Philemon is a mature Christian, and we have much to learn from Paul’s commendation of his life in the gospel community. “The hearts of the saints have been refreshed through you” (v. 7), Paul says. Here is a disciple who manifests love in the gospel community. I love to find Christians who excel in refreshing others, and I want to grow as a refresher of others. What a gift it is to be a refreshment to those around us.

Refreshment implies that there has been depletion. People need refreshment because they have lost something or because something is lacking. They’re tired. They’re weary. There is need of rest. We all have this need, and the gospel community provides for it. Christ chooses to work through us by His gospel grace to give refreshment or rest to one another’s souls as we extend gospel love to one another. And we all need it. Every person who walks through the doors of the church needs gospel refreshment.

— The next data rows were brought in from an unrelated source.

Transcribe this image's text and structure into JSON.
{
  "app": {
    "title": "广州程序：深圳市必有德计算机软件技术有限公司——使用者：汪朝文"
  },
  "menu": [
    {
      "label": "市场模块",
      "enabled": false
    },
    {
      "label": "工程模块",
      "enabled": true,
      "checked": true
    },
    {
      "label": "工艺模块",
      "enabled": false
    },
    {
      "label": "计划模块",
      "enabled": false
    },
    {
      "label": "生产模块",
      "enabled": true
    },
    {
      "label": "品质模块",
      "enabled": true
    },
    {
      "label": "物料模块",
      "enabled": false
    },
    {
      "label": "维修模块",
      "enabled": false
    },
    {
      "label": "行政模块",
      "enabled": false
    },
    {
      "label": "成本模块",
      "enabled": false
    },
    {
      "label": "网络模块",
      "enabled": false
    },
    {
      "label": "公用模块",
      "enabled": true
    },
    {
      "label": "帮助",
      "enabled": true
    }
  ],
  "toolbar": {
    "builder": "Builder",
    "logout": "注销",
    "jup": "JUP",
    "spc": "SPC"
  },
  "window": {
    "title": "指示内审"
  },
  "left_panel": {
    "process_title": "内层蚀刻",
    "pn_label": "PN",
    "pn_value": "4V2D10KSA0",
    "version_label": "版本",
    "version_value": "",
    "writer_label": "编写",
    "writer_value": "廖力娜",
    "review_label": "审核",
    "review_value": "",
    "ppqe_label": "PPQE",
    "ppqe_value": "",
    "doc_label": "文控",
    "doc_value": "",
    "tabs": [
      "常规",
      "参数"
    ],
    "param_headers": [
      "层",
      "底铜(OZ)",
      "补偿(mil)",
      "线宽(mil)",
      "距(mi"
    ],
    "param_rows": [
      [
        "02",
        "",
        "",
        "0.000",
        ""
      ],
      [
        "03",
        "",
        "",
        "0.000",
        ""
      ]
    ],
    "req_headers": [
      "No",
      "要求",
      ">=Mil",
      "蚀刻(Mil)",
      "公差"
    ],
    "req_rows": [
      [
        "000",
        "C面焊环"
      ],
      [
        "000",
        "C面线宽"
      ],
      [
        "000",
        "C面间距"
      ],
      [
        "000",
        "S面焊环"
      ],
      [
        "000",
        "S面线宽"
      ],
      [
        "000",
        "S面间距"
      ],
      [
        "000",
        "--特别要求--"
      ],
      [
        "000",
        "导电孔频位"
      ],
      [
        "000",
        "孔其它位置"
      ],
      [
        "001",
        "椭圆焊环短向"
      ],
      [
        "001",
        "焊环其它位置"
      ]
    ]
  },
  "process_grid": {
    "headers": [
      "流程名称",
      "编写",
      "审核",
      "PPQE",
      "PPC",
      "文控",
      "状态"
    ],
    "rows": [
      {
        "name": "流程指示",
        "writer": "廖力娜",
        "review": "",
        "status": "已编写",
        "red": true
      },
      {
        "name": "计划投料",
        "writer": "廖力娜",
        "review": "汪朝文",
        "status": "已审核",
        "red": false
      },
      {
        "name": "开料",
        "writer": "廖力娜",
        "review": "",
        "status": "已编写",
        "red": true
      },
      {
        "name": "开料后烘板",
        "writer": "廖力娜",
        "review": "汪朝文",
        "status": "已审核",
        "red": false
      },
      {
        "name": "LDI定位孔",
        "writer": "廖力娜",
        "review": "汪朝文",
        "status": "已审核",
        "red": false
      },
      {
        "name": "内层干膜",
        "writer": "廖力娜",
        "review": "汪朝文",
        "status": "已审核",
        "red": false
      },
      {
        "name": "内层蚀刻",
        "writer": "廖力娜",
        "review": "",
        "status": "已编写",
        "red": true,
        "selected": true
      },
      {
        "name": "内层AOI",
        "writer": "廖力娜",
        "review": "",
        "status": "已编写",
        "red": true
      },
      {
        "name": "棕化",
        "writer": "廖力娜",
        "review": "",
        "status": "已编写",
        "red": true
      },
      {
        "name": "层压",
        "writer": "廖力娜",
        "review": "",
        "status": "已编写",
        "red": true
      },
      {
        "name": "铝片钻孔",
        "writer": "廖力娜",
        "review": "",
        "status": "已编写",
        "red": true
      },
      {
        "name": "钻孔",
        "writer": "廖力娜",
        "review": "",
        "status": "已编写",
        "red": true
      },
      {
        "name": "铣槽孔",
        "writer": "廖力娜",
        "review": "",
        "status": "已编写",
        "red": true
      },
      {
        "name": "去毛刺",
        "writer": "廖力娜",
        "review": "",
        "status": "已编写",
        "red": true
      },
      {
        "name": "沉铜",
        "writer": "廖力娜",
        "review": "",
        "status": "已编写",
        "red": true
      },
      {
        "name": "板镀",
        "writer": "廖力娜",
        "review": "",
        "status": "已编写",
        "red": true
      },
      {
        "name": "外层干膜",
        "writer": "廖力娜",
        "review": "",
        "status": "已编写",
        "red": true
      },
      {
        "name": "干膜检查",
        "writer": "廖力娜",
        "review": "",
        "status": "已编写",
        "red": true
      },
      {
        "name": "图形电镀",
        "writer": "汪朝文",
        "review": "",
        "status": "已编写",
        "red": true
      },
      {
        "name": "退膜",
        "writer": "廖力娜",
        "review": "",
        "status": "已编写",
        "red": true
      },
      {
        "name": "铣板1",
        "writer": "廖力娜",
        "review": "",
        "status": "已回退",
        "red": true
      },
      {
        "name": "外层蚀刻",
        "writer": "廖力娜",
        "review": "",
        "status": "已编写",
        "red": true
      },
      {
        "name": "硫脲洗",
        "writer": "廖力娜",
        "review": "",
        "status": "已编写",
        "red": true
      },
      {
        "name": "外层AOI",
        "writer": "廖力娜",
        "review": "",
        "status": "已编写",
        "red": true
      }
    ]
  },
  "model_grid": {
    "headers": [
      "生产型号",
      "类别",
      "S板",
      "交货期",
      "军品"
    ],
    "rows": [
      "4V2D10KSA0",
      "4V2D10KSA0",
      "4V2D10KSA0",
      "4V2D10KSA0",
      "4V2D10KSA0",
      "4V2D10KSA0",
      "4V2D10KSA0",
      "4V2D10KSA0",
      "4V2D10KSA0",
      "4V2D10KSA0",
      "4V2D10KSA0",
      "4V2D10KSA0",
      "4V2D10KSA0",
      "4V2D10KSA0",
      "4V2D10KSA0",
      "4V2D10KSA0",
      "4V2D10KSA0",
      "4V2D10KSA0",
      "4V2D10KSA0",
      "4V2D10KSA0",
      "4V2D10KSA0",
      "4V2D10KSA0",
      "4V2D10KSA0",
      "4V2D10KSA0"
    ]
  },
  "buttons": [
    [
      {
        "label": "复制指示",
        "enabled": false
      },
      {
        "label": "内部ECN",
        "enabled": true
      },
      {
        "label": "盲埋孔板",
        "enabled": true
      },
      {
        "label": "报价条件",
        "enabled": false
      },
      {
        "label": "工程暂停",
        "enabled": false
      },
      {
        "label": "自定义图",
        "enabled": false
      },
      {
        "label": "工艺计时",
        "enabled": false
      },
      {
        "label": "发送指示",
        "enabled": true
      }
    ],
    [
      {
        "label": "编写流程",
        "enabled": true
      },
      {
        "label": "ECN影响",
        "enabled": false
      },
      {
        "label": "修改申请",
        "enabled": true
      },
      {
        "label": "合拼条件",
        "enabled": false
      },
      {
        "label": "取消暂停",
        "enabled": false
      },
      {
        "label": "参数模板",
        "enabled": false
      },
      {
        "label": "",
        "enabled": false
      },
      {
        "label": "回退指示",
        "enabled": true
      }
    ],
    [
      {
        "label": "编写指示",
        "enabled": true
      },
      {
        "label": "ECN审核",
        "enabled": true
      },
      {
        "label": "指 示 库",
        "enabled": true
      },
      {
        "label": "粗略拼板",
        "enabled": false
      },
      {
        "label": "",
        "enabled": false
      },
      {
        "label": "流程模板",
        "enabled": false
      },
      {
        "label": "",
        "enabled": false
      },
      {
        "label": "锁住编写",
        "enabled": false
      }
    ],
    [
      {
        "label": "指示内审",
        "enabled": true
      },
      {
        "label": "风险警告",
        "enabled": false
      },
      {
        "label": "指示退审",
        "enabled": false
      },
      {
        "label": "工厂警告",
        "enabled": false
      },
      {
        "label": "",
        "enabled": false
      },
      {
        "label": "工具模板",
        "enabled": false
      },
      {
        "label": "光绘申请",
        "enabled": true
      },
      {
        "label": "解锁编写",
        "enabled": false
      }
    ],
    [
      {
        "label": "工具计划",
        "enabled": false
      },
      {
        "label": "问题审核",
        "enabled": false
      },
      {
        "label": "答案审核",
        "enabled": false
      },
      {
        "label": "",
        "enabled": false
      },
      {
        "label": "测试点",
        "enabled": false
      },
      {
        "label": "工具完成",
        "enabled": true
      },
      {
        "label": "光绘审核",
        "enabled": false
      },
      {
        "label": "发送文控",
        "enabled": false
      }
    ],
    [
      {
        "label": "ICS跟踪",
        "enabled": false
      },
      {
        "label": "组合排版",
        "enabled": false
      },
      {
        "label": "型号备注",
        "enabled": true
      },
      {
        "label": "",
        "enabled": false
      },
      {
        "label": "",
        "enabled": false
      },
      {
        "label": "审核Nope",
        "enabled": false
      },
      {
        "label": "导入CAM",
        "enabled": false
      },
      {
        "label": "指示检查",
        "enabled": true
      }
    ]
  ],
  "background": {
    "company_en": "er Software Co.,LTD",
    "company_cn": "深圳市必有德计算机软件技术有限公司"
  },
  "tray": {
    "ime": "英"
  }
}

The church is a little oasis in this desert of a world. Like Noah’s dove going out from the ark, you can fly all over this world, and you will find nowhere to rest except in the gospel community. It is a momentary way station, a rest stop along the highway of life. It is a place where you encounter Christ’s love manifested through his people, a community changed and affected by gospel grace.

The church has often been called a hospital for sinners. The Great Physician is the Lord Jesus Christ. Yes, we are the patients, but we are also the nurses. We have been called upon to assist the Great Physician by binding wounds, dispensing the means that will restore health, extending mercy, and encouraging life.

Practical Refreshment

Be refreshing to your fellow congregants. Manifest gospel love in your community. Let it grow in you. How can you be a refreshment? There are so many ways. Write and mail anonymous encouraging notes to people in the congregation. Follow the Apostle Paul’s example—don’t be hesitant to pass out encouragement. We can never encourage others too much. Write condolence cards when someone in the church loses a loved one. Oh, how we need refreshment then. On Sunday mornings, seek to have good gospel conversations. Stick around. Talk to one another about the sermon. Speak about Christ and all his benefits. No conversations are more refreshing than these.

Be intentional—Philemon was clearly living an intentional life of love. Walk into the church building thinking about three or four people to whom you plan to speak that morning. Provide encouragement, help, or friendship. Be willing to get out of your comfort zone. Seek out the visitor, the friendless, someone you don’t know and refresh them. Enter into intentional conversations with others. Walk into your church with not just a desire to be served but to serve. Gospel love is other-centered.

Refresh others throughout the week. Invite families over for dinner. Aim to exercise the gift of hospitality at least once a month. This is one of the greatest ways we can refresh one another in gospel love. Make a meal for someone. Offer to watch a young couple’s children. Let people know you are praying for them and actually pray for them. Visit a shut-in. Take a widow out for lunch. The ways we can refresh each other by loving one another are endless.

Recipients of gospel grace are filled with gospel love that manifests itself in gospel community. This is part and parcel of our holiness in Christ. It is something we should all want to grow in individually and collectively. We have been gripped by gospel grace, so let us manifest the gospel love that flows from such a life.

This article first appeared at TableTalk Magazine‘s website and is posted here with permission of the author.